To coordinate the process, the new municipality created a task force. The Transition Task Force is comprised of twelve members: Five voting members each from the Borough and Township, and one alternate each. The Task Force also includes both the Borough and Township administrators. The Task Force is being assisted by the State Department of Community Affairs and other outside experts. This consolidation represents the joining of a relatively developed and economically stable borough, and a much more rural township. Despite their cultural differences, the merge was seen as having huge potential in cost-saving for both municipalities.

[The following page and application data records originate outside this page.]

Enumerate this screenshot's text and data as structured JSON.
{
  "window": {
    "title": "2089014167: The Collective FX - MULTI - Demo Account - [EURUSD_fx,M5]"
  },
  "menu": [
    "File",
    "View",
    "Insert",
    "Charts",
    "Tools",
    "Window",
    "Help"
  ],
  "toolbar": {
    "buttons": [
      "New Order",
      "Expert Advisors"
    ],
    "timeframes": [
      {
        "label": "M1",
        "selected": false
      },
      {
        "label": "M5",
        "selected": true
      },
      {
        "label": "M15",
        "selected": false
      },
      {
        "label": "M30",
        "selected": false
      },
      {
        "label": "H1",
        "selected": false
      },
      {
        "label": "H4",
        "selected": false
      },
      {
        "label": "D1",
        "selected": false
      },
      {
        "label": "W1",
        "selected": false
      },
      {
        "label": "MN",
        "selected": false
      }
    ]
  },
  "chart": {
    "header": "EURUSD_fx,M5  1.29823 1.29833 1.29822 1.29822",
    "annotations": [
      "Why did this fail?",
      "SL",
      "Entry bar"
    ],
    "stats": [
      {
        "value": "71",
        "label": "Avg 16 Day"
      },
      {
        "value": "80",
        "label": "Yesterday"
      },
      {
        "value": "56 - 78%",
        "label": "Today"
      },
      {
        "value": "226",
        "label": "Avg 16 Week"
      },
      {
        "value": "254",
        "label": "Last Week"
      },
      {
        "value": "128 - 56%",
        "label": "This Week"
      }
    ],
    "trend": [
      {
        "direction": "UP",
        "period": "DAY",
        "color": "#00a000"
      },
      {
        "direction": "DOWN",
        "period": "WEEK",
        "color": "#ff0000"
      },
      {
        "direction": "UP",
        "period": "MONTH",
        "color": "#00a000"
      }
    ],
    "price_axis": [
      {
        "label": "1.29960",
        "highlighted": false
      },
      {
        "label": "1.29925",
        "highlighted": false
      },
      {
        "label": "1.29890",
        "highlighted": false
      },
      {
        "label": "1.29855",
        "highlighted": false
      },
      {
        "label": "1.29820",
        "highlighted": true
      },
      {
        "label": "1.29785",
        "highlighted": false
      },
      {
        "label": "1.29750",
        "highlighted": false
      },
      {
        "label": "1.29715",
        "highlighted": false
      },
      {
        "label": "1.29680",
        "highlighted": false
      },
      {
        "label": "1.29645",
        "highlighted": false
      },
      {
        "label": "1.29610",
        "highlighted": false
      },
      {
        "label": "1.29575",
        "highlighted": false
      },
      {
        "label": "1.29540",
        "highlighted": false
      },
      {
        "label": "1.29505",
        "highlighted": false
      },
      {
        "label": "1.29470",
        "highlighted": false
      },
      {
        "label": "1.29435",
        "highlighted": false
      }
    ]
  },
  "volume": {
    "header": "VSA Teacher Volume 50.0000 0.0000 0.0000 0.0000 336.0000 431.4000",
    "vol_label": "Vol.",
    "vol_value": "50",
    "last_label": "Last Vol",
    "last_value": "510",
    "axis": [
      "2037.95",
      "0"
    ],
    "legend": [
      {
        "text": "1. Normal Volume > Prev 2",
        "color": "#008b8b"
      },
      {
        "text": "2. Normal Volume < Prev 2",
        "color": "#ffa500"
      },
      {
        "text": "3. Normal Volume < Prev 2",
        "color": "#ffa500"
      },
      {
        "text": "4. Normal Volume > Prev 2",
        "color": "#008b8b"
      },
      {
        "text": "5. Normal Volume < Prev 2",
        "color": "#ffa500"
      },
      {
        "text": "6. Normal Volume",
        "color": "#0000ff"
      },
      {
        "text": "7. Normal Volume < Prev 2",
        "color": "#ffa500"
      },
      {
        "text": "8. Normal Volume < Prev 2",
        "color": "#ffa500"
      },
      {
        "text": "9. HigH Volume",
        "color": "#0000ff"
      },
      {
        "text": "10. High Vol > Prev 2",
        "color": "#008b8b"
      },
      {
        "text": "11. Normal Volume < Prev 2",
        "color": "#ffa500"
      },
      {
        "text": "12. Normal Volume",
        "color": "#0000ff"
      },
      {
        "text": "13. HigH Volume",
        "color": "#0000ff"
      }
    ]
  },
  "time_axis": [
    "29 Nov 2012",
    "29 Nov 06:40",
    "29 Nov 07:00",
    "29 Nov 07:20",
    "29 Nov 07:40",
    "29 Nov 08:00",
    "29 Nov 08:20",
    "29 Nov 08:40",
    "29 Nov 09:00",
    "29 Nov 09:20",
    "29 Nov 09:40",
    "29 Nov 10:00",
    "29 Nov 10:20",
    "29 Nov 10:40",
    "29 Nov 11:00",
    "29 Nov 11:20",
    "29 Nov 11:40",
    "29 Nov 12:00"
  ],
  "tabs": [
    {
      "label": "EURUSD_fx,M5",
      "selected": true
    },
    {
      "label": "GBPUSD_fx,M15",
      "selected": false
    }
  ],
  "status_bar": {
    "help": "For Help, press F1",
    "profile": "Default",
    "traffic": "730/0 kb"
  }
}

The two municipalities are in the process of overcoming budgeting differences, as they had previously allocated funds through different channels and were not able to merely combine their revenues and cut out the redundant departments. In order to make sure that the service and fiscal planning would aptly serve the new municipality, subcommittees were formed from the Transition Task Force and included Facilities, Finance, Infrastructure, Personnel and Public Safety. The state of New Jersey was also helpful in the transitional phases, offering 20 percent of cost reimbursement and funding an upgrade in the police information system. Special consideration went into ensuring that consolidation would not yield a decline in the services provided by either municipality. These services consist of trash collection, financial reporting, police staffing and relocating public facilities, among others.
In Pennsylvania, it’s been difficult to undertake such huge projects, but Renew Lehigh Valley has been advocating for consolidation since its inception and there has been some success. Right here in the Lehigh Valley, we have seen consolidation of police departments with the Colonial Regional Police Department that provides law enforcement services to Bath Borough, Hanover Township, and Lower Nazareth Township all in Northampton County.
Courage to Connect in New Jersey is holding a public meeting on June 5 to examine the case of Princeton, below is their information on the event:
This has been a remarkable year in NJ with the implementation of the Princeton Consolidation.
You are invited to:
Be Inspired by the success of Princeton Township and Princeton Borough becoming ONE town.
Learn from elected officials from around the state about their experience with school, police, fire and municipal consolidation.
Connect with innovative leaders in NJ, making a difference!
When: Wednesday June 5, 2013 from 8:00 AM to 12:30PM
Where: Princeton University
Robertson Hall, Dodds Auditorium
Prospect Ave at Washington Rd
8:00 – 8:45 a.m. Registration and Continental Breakfast
8:45 a.m. Welcome and Introduction
Gina Genovese, Executive Director, Courage to Connect NJ
8:50 – 10:00 a.m. Princeton: A Road Map to Follow
Princeton Mayor Liz Lempert
Princeton Councilwoman Heather Howard
Princeton Administrator Robert W. Bruschi
CGR President and CEO Joseph Stefko
10:00 – 10:15 a.m. A Path to Success
Former Princeton Township Mayor Chad Goerner
10:30 – 11:30 a.m. Elected Officials Discuss their Experiences with Consolidation
Senator Bob Gordon – NJ District 38
Assemblyman Jack Ciattarelli – NJ District 16
Freeholder Rob Walton – Hunterdon County
Mayor Paul Fernicola – Loch Arbour
11:30am – 12:30pm Benefits of Police and Fire Consolidation
President and CEO of Public Safety Solutions, Les Adams
Princeton Police Captain Nicholas Sutter
Princeton Police Lieutenant Christopher Morgan